View from the top of our hotel (lousy hotel, one mini elevator [150lbs of suitcases up 7 stories], tiny rooms….but, hey, GREAT view from the roof!). We moved to be within walking distance from the forum, coliseum etc… We DO miss the convent and the nuns though. We were not able to leave the girls at the convent, so they have made the move across town with us.

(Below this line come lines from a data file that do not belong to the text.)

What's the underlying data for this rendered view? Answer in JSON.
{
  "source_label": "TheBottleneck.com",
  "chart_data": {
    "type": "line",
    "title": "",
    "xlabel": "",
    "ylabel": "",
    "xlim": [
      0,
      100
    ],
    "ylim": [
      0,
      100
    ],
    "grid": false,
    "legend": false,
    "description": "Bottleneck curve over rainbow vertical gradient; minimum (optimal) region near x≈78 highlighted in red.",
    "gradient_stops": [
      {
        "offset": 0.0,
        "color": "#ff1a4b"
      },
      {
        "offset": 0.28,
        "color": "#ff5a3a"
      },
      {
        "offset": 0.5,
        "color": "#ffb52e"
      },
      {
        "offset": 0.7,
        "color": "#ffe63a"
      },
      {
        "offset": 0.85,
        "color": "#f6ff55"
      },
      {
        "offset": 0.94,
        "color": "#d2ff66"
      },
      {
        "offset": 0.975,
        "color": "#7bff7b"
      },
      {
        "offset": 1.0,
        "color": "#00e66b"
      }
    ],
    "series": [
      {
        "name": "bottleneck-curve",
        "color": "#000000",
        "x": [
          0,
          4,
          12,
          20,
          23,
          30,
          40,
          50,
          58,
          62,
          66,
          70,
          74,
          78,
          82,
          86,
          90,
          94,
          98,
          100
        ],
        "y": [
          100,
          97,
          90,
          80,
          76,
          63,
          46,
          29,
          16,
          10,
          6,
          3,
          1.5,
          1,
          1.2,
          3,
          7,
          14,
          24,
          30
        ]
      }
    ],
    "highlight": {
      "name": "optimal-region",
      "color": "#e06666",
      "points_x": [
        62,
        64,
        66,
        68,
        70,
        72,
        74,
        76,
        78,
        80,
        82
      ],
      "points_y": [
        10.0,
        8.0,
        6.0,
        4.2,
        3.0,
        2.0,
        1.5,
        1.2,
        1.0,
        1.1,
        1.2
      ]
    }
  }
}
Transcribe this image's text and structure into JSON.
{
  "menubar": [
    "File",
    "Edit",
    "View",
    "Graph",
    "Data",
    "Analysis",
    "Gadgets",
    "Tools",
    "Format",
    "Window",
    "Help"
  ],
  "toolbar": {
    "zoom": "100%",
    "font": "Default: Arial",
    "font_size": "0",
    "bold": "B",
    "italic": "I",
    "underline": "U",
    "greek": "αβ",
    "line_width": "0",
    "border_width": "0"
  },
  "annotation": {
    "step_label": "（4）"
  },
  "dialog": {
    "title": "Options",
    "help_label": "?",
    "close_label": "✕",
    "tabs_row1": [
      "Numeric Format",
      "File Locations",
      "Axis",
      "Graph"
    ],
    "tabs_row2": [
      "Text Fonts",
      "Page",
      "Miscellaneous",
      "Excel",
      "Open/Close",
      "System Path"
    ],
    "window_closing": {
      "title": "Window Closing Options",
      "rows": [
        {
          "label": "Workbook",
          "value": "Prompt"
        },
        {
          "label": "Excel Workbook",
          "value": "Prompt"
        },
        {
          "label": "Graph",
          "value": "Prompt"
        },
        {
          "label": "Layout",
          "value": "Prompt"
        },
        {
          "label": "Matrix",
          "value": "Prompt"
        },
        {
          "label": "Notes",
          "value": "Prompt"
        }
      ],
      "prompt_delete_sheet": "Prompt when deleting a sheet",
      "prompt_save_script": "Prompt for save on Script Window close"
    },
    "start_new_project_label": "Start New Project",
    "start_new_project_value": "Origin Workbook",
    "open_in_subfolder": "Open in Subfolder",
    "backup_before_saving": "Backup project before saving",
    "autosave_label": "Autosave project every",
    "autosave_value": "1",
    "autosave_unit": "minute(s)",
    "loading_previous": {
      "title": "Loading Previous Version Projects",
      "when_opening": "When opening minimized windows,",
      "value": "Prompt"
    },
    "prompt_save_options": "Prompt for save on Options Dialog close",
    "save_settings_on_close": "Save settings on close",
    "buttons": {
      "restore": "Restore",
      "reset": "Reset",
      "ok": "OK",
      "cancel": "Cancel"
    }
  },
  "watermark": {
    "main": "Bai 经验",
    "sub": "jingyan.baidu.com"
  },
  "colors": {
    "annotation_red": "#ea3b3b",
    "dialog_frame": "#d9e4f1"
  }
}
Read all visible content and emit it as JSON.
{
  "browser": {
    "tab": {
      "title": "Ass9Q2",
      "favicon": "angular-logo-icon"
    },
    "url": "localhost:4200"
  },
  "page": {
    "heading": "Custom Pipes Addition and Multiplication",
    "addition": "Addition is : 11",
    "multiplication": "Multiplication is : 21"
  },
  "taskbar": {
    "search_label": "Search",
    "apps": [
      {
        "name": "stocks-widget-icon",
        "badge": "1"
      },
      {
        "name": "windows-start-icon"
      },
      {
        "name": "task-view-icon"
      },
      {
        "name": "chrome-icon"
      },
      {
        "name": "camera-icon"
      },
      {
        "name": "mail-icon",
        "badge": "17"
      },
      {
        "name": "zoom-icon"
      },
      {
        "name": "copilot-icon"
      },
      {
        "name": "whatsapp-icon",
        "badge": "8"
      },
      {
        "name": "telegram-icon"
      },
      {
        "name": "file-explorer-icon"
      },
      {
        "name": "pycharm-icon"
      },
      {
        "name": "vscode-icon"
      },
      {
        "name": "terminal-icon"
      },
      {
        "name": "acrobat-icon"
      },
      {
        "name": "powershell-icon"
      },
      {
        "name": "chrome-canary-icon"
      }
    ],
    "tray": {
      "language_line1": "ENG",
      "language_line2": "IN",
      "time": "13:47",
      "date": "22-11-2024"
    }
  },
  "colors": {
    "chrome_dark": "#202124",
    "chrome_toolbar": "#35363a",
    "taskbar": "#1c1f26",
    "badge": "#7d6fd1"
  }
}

Before our move from the convent we fittingly visited the Vatican for a whole day (starting at 0730). It was a full day of ostentatious wealth. Any doubts about Popes being Warlords and Kings were put to rest. We have, I think, finally done enough priceless art. Siena was on a wonderfully human scale, Florence’s wealth as represented by the Medici Family was truly mind boggling. Italy suffers from an embarrassment of riches. A new metro stop has been abandoned due to finding ancient ruins just below the surface. Maintaining and documenting all this history is proving to be extremely difficult for Italy. The lack of investment in the maintenance of Italy’s historic sites has been very evident. There is a focus on the big sites (Coliseum, Forum, Pantheon, Palatine Hill) and little to nothing to the less touristy sites (Ostia, Boboli Gardens and a hundred others). The Vatican is a separate country and obviously has the wealth to maintain the property beautifully. After visiting Morocco and Spain, it is striking the amount of dirt and graffiti we have seen here in Rome. Florence and Siena were different. Outside the Vatican area there is hardly a vertical surface here that is not covered by a spray paint “artist”. Think the Bronx in the 1970’s. A guide mentioned the economic downturn but I think it is more of a cultural mindset. Spainards are poorer and Moroccans are vastly poorer but they seem to care more about their neighborhoods then here in Rome. That said, it is the most uniquely historic city I have ever seen. Eating a Gelato last night we turned around and looked through a fence to what remained of a Gladiator training school near the coliseum. You could see a part of the oval practice ring and the small dormitory buildings that surrounded it. Way cool. There are moments like that all over Rome. Touching stones that were laid 2,000 years old and imagining the lives of the artisans who created such beauty was worth the price of the ticket.